Each record below should be written out again exactly as given.
◆ ◆ ◆ ◆
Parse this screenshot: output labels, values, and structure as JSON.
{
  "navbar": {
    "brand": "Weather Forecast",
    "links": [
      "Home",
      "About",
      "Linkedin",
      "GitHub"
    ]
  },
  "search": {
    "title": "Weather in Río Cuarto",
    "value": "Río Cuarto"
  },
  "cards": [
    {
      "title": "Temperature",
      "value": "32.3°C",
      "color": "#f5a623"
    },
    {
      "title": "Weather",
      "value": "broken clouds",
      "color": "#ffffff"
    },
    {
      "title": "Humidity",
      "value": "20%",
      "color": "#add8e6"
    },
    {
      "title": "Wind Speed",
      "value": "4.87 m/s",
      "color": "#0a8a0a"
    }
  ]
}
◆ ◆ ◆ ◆
■ **THE COMPLETED TASK**:
Parse this screenshot: output labels, values, and structure as JSON.
{
  "navbar": {
    "brand": "Weather Forecast",
    "links": [
      "Home",
      "About",
      "Linkedin",
      "GitHub"
    ]
  },
  "search": {
    "title": "Weather in Río Cuarto",
    "value": "Río Cuarto"
  },
  "cards": [
    {
      "title": "Temperature",
      "value": "32.3°C",
      "color": "#f5a623"
    },
    {
      "title": "Weather",
      "value": "broken clouds",
      "color": "#ffffff"
    },
    {
      "title": "Humidity",
      "value": "20%",
      "color": "#add8e6"
    },
    {
      "title": "Wind Speed",
      "value": "4.87 m/s",
      "color": "#0a8a0a"
    }
  ]
}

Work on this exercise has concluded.